I spent 2 days at the Yahoo! campus at a VoCamp event, my first. Initially, I was dismayed at the schedule. Spend all the time the first day figuring out why everybody came? It seemed inefficient. But having gone through it, the process seems productive, exactly the way that completely decentralized groups need to get things done. Peter Mika did a great job moderating.
Attendees numbered about 35, and came from widely varying backgrounds from librarian to linguist to professor to student to CTO, though uniformly geeky. With SemTech this week, the timing was right, and the number of international attendees was impressive.
In community development, nothing gets completely decided just because a few people met. But progress happens. The first day was largely exploratory, but also covered plenary topics that nearly everyone was interested in. Namely:
- Finding, choosing, and knowing when to create vocabularies
- Mapping from one vocabulary to another
- RDBMS to RDF mapping
Much of the shared understanding of these discussions is captured on various wiki pages connected to the one at the top of this article.
For day 2, we split into smaller working groups with more focused topics. I sat in on a discussion of Common Tag (which still feels too complex to me, but does fulfill a richer use case than rel-tag). Next, some vocabulary design, planning a microformat (and eventual RDF vocab) to represent code documentation: classes, functions, parameters, and the like. Tantek Ã‡elik espoused the “scientific method” of vocab design: would a separate group, in similar circumstances, come up with the same design? If the answer is ‘yes’, then you probably designed it right. The way to make that happen is to focus on the basics, keeping everything as simple as possible. If any important features are missed, you will find out quickly. The experience of getting the simple thing out the door will provide the education needed to make the more complicated follow-on version a success.
From the wrap-up: if you are designing a vocabulary, the most useful thing you can do is NOT to unleash a fully-formed proposal on the world, but rather to capture the discussion around it. What were the initial use cases? What are people currently doing? What design goals were explicitly left off the table, or deferred to a future verson, or immediately shot down? It’s better to capture multiple proposals, even if fragmentary, and let lots of people look them over and gravitate toward the best design.
Lastly, some cool things overheard:
“Relational databases?
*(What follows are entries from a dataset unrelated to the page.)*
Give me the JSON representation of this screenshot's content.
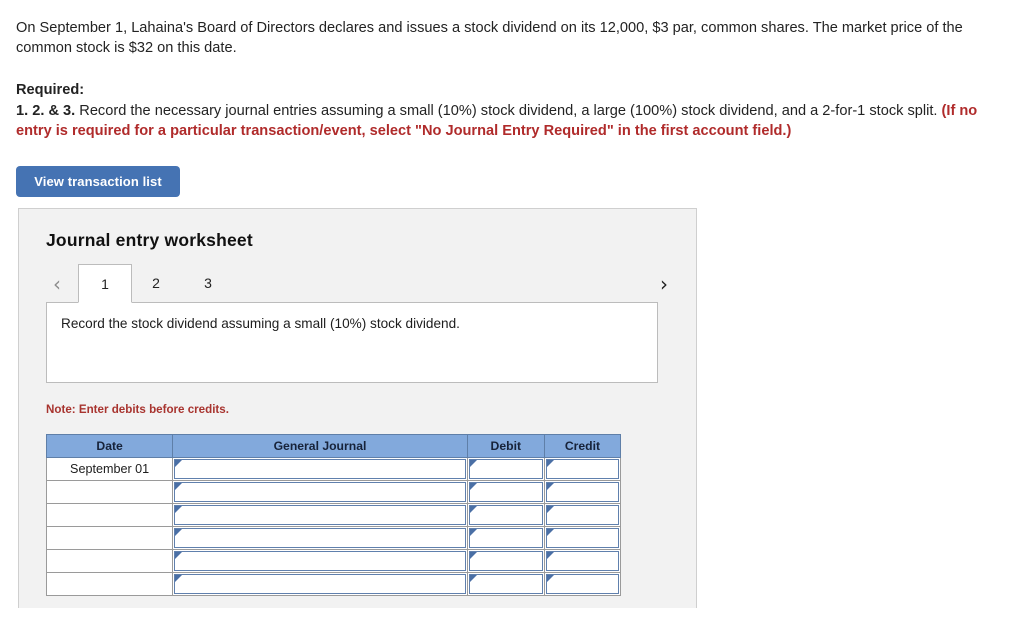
{
  "problem": {
    "text": "On September 1, Lahaina's Board of Directors declares and issues a stock dividend on its 12,000, $3 par, common shares. The market price of the common stock is $32 on this date."
  },
  "required": {
    "label": "Required:",
    "numbers": "1. 2. & 3.",
    "body": " Record the necessary journal entries assuming a small (10%) stock dividend, a large (100%) stock dividend, and a 2-for-1 stock split. ",
    "red_note": "(If no entry is required for a particular transaction/event, select \"No Journal Entry Required\" in the first account field.)"
  },
  "toolbar": {
    "view_transaction_list_label": "View transaction list"
  },
  "worksheet": {
    "title": "Journal entry worksheet",
    "prev_icon": "‹",
    "next_icon": "›",
    "tabs": [
      {
        "label": "1",
        "active": true
      },
      {
        "label": "2",
        "active": false
      },
      {
        "label": "3",
        "active": false
      }
    ],
    "instruction": "Record the stock dividend assuming a small (10%) stock dividend.",
    "note": "Note: Enter debits before credits."
  },
  "journal_table": {
    "headers": [
      "Date",
      "General Journal",
      "Debit",
      "Credit"
    ],
    "rows": [
      {
        "date": "September 01",
        "general_journal": "",
        "debit": "",
        "credit": ""
      },
      {
        "date": "",
        "general_journal": "",
        "debit": "",
        "credit": ""
      },
      {
        "date": "",
        "general_journal": "",
        "debit": "",
        "credit": ""
      },
      {
        "date": "",
        "general_journal": "",
        "debit": "",
        "credit": ""
      },
      {
        "date": "",
        "general_journal": "",
        "debit": "",
        "credit": ""
      },
      {
        "date": "",
        "general_journal": "",
        "debit": "",
        "credit": ""
      }
    ]
  },
  "colors": {
    "button_blue": "#4573b3",
    "table_header_blue": "#82a9dc",
    "note_red": "#a8342f",
    "panel_bg": "#f2f2f2"
  }
}
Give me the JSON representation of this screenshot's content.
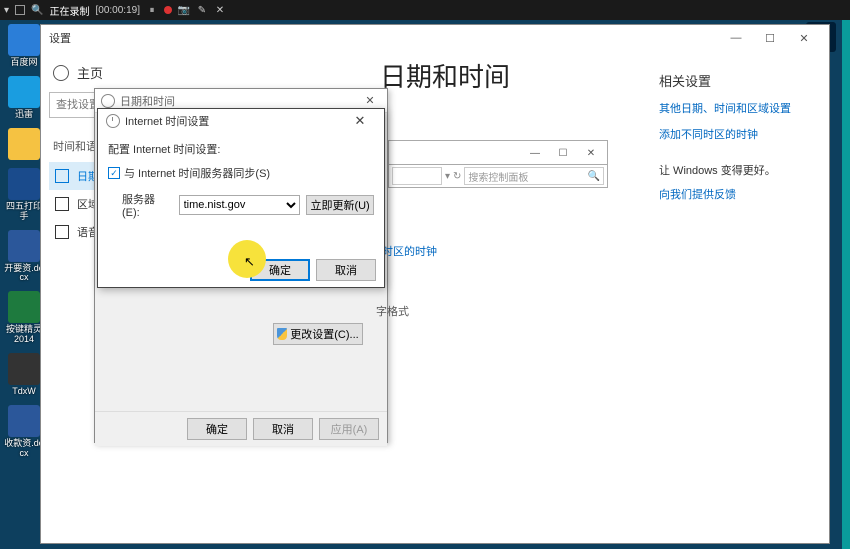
{
  "recbar": {
    "status": "正在录制",
    "time": "[00:00:19]"
  },
  "desktop": [
    {
      "label": "百度网",
      "bg": "#2b7ed8"
    },
    {
      "label": "迅雷",
      "bg": "#1a9de0"
    },
    {
      "label": "",
      "bg": "#f5c242"
    },
    {
      "label": "四五打印手",
      "bg": "#1a4b8c"
    },
    {
      "label": "开要资.docx",
      "bg": "#2b579a"
    },
    {
      "label": "按键精灵2014",
      "bg": "#1e7a3e"
    },
    {
      "label": "TdxW",
      "bg": "#333"
    },
    {
      "label": "收款资.docx",
      "bg": "#2b579a"
    }
  ],
  "settings": {
    "title": "设置",
    "home": "主页",
    "search_placeholder": "查找设置",
    "section": "时间和语言",
    "nav": [
      {
        "label": "日期和时间",
        "active": true
      },
      {
        "label": "区域和"
      },
      {
        "label": "语音"
      }
    ],
    "page_header": "日期和时间",
    "related": {
      "title": "相关设置",
      "link1": "其他日期、时间和区域设置",
      "link2": "添加不同时区的时钟",
      "sub": "让 Windows 变得更好。",
      "feedback": "向我们提供反馈"
    }
  },
  "cp": {
    "search_placeholder": "搜索控制面板",
    "link_tz": "添加不同时区的时钟",
    "txt_format": "字格式"
  },
  "dt_dialog": {
    "title": "日期和时间",
    "change_settings": "更改设置(C)...",
    "ok": "确定",
    "cancel": "取消",
    "apply": "应用(A)"
  },
  "its_dialog": {
    "title": "Internet 时间设置",
    "heading": "配置 Internet 时间设置:",
    "sync_label": "与 Internet 时间服务器同步(S)",
    "server_label": "服务器(E):",
    "server_value": "time.nist.gov",
    "update_btn": "立即更新(U)",
    "ok": "确定",
    "cancel": "取消"
  }
}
We call those ‘legacy’.”
“The socially-accepted schema is fairly consistent.”
“It’s just a map, it’s not the territory.”